Geographical Variability as a Determinant of Large-scale Network Structure

Spatio-Temporal Constraints on Social Networks Workshop, University of California, Santa Barbara, Center for Spatial Studies, 13-14 December 2010

Carter T. Butts

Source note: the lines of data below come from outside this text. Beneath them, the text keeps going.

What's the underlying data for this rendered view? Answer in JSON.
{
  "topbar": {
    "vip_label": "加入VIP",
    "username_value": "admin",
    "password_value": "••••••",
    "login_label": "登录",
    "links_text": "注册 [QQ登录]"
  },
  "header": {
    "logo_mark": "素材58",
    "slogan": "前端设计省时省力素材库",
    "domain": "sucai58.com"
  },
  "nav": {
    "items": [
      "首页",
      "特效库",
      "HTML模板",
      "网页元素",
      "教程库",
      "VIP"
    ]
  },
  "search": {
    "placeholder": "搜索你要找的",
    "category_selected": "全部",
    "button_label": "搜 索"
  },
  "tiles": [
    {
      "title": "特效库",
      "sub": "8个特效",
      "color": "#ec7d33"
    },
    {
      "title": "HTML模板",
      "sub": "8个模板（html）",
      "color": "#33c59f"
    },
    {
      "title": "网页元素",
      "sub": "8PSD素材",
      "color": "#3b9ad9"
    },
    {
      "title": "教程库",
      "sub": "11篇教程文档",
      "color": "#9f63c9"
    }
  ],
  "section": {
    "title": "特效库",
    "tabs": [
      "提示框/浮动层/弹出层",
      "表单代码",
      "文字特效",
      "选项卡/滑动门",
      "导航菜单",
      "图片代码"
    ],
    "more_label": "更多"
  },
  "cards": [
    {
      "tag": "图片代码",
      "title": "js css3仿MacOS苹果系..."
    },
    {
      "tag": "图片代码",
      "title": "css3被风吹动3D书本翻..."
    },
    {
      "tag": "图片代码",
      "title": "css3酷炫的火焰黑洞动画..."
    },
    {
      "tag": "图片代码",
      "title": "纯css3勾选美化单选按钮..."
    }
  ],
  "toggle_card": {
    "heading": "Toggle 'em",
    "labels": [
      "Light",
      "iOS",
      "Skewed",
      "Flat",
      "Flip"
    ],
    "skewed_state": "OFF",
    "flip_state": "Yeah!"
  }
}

“It is a well-established result that the marginal probability of a social tie between two persons declines with geographical distance for a wide range of social relations (see, e.g., Bossard, 1932; Zipf, 1949; Festinger et al., 1950; Hagerstrand, 1967; Freeman et al., 1988; Latane et al., 1995; McPherson et al., 2001). While often regarded as a mere curiosity, others have argued that this relationship is a critical determinant of social structure (Mayhew, 1984). Indeed, Butts (2003) has shown that under fairly weak conditions, spatial structure is adequate to account for the vast majority of network structure (in terms of total entropy) at large geographical scales.”